For in the same way you judge others, you will be judged, and with the measure you use, it will be measured to you. ~ Matthew 7:2 (NIV)
As an author, here’s how I imagine things versus how they really are. Sort of.
A middle-aged widow attended Small Church in Small Town. Though she loved the church, it didn’t have a promising selection of eligible men. None, to be exact. When she heard about an active Singles Group in Big Church in Bigger Town about an hour’s drive from home, she signed up for their Potluck Social two weeks away.
As excited as she was, she had a few concerns: How much weight could she lose in two weeks? Could her hairdresser do her roots the day before? What would she wear if she lost weight? And what would she wear if she didn’t? Most of her friends were married–could she walk in alone? If she invited a single friend, would it increase the odds against her? More importantly, what could she make that would make a man’s mouth water?
The way I imagined it happened . . .
Thankfully, the widow’s hairdresser was able to fit her in the day before and even added red highlights. Then, with one quick stop, she found all the ingredients on sale to make double bacon-wrapped tenderloin tips and molten chocolate lava cakes. She grabbed a family-size bag of barbeque chips just in case.
The morning of the event she stepped on her scale. She was ten pounds lighter! Off to a great start, she happily chose a dress she hadn’t been able to fit in since she bought it. Once she’d prepared her delectable contributions to the potluck meal, she packed them in the thermal containers and was off!
There was very little traffic, so she found Big Church without a hitch. She had arrived early enough to appear polite, yet not desperate. Greeted warmly by a gray-haired woman a few years older and a few pounds heaver, the widow set her creations on the buffet table between an egg salad sandwich platter and a bowl of pickled beets.
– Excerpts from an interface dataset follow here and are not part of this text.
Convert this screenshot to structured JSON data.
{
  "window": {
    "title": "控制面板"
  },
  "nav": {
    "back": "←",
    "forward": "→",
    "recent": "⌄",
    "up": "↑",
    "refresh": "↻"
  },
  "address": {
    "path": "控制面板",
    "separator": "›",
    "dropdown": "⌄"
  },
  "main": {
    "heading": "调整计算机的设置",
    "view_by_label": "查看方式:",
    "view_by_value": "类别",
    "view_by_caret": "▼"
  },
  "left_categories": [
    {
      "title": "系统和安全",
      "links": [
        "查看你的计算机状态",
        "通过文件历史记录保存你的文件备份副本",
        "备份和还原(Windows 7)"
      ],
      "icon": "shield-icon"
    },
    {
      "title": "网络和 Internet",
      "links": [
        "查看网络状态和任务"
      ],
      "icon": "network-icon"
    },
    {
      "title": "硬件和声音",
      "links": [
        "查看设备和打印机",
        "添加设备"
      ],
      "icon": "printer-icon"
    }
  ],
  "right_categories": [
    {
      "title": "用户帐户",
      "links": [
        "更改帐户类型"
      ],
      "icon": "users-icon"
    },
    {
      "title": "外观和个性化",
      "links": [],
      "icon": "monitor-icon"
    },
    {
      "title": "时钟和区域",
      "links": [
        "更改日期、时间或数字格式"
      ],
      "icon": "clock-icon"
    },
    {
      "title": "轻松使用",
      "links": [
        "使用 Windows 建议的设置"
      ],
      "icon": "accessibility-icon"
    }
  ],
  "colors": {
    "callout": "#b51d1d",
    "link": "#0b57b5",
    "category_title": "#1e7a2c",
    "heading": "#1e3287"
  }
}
The aroma of her double bacon-wrapped tenderloin tips caused a mad dash of single, well-dressed, good-looking, middle-aged men to rush in through multiple doors. All were suitably employed and loved to cook, do housework, and redecorate rooms.
The biggest problem the widow encountered that day was which single man to keep.
The way it really happened . . .
Her hairdresser wasn’t able to fit her in, so she colored her own roots and added red highlights. She mustn’t have waited long enough for the root color to set because the highlights turned her gray roots hot pink.
She scrambled around multiple food stores, confused about what to make for the Potluck Social. Not much of a cook and on a limited budget, she ended up buying an accidently-thawed Mrs. Smith’s pumpkin pie and a crushed box of Choco Mallows from the seconds bin. She grabbed a bag of chips, but ate them on the way home.
The morning of the Potluck Social she weighed herself (before dressing, after peeing). Stress-eating over this whole affair had resulted in a gain of eight-plus pounds. Off to a crummy start, she had to wear that navy, flowered dress she’d vowed never to be seen in again.
She baked the thawed pie according to the directions on the box. The crust burned so she removed it and cut the rest of the pie into weird geometrical shapes, some of which rocked. She unwrapped the Choco Mallows to make them look more homemade, then put them and the pie bites in disposable plastic containers. And she was off!
She got lost trying to find Big Church in Bigger Town. An hour late, she was greeted by a blonde, twenty years younger and twenty pounds lighter, who said, “Where did you come from?” When the widow told her Small Church in Small Town, the younger woman said, “Then why don’t you start your own singles group there?”
With no real answer, the widow found the buffet table where she placed her squished pumpkin shapes and melted Mallows near an empty platter that still had the aroma of bacon and beef. She weaved through the full room of singles carrying a paper plate filled with a beet-juice-soaked egg salad sandwich and three cold pigs ‘n a blanket.
There were way more women than men in attendance. And from what she overheard, most of the men her age were talking about their mothers–whom, it seemed, they still lived with.
She found a seat in an outside circle of chairs. Inside the circle, smaller circles of people stood and chatted amiably with their backs to her and their backsides inches from her plate.
No one, other than the blonde, spoke to her the long, painful hour she was there. It was as if a secret alarm had sounded: WARNING! WARNING! NEW WIDOW ON THE PROWL! (Not nice, even if it was true.)
The biggest problem the widow encountered that day was how to find the exit out of Big Church so she could get back to Small Town fast.
For now we see through a glass, darkly; but then face to face: now I know in part; but then shall I know even as also I am known. ~ 1 Corinthians 13:12 (KJV)